DeterminantsDate: 05/07/97 at 01:43:24 From: Claudio Meis Subject: Linear Algebra If a + b + c + d = 0, how do I show that |a b c d| |b c d a| = 0 ? |c d a b| |d a b c| Date: 05/07/97 at 06:00:09 From: Doctor Mitteldorf Subject: Re: Linear Algebra Dear Claudio, In a lot of problems, it's easier to think about the properties of the determinant rather than the forumula or algorithm for computing it. One of the fundamental properties is that it is totally ANTISYMMETRIC, which means that when you interchange any two rows (or two columns), the sign of the determinant changes to the opposite of what it was before. It follows that if any two rows (or columns) are the same, the determinant is zero. Another property of the determinant is that it is linear in each row or column separately. This means that if you add two vectors to form a row, then the determinant of the matrix with the sum of the two vectors in place is just the sum of the two determinants with the original two vectors in place.
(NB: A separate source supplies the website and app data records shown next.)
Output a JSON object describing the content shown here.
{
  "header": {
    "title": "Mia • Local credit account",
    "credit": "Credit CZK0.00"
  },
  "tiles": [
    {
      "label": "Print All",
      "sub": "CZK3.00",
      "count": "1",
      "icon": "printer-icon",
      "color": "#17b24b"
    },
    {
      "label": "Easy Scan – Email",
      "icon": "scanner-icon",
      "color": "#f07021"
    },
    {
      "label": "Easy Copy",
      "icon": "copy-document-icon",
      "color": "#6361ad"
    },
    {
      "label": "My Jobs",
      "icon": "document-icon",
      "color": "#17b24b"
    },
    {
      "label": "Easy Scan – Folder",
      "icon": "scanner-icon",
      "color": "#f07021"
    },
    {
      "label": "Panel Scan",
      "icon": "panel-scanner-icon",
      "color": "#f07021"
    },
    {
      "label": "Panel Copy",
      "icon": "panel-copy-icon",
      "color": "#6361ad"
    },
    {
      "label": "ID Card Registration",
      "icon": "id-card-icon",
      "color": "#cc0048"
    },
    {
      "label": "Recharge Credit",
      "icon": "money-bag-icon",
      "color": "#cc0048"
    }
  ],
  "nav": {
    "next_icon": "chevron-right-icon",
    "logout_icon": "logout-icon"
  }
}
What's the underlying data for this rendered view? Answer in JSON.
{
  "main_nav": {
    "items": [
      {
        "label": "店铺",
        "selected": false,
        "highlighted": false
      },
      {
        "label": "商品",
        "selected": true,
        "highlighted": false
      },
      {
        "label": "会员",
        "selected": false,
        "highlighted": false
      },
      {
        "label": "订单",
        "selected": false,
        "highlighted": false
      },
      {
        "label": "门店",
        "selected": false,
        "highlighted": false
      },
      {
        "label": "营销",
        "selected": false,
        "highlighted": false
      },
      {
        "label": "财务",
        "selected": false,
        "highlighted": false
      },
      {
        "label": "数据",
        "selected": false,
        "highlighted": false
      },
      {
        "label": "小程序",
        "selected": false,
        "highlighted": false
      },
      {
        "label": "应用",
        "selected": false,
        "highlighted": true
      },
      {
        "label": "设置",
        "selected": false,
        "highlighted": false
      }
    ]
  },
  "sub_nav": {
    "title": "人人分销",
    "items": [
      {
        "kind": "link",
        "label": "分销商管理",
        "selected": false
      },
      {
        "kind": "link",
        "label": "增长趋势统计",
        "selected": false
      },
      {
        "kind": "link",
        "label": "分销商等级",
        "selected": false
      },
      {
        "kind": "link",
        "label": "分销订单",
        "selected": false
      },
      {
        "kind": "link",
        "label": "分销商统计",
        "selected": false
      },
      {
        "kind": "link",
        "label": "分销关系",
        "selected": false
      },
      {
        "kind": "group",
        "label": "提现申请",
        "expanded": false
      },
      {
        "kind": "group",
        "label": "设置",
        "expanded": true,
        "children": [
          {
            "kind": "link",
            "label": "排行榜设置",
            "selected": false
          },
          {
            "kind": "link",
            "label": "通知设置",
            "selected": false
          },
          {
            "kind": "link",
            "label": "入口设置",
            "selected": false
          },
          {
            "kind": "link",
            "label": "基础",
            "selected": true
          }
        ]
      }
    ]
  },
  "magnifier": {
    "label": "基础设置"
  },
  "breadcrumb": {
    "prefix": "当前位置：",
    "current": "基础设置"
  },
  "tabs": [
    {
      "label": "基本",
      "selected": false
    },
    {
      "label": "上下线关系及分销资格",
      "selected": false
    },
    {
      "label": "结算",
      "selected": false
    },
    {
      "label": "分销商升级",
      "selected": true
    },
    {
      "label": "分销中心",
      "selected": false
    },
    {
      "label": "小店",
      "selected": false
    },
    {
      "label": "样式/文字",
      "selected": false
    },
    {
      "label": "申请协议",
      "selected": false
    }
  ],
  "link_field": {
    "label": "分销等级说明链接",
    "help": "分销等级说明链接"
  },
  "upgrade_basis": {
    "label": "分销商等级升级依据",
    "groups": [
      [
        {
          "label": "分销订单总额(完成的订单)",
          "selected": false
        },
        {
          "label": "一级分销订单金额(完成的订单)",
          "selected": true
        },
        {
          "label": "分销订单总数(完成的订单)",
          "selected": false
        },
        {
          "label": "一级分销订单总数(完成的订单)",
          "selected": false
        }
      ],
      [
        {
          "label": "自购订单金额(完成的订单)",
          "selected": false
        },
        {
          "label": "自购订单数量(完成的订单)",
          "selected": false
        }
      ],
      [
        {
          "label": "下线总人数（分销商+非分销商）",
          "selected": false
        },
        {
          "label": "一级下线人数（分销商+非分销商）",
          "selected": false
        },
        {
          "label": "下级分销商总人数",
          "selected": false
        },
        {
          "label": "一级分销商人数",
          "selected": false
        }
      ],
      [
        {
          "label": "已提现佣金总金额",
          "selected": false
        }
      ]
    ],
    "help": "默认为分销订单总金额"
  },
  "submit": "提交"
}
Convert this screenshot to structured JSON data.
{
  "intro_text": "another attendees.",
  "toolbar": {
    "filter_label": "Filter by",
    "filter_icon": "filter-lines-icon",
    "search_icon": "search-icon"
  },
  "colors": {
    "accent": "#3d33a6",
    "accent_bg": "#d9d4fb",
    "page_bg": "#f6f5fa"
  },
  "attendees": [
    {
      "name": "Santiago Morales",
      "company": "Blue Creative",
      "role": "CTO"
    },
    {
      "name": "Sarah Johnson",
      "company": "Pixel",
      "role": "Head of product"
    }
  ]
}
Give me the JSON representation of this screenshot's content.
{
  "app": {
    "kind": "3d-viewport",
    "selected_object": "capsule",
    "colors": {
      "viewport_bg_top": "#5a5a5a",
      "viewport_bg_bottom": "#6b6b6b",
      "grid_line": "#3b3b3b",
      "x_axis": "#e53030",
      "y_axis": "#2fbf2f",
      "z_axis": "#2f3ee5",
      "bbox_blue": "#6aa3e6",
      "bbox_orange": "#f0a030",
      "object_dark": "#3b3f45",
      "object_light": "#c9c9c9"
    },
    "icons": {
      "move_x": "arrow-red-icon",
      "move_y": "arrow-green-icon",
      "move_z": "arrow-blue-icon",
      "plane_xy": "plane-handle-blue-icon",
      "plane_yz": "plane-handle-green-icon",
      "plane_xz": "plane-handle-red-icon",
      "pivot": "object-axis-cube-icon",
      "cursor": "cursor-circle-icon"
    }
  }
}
It follows from these two properties that you can add a multiple of any row to any other row without changing the determinant If you think about it a little further, you can see that the determinant must be zero if the four rows are linearly dependent, that is, if there are any numbers m1, m2, m3, and m4 such that: m1*(first row) + m2*(second row) + m3*(third row) + m4*(fourth row) = 0 vector One last hint: let m1 and m2 and m3 and m4 all be equal to 1/4, and apply the theorem about "linearly independent" to your matrix. -Doctor Mitteldorf, The Math Forum Check out our web site! http://mathforum.org/dr.math/ |
Search the Dr. Math Library: |
[Privacy Policy] [Terms of Use]
Ask Dr. Math^{TM}
© 1994- The Math Forum at NCTM. All rights reserved.
http://mathforum.org/dr.math/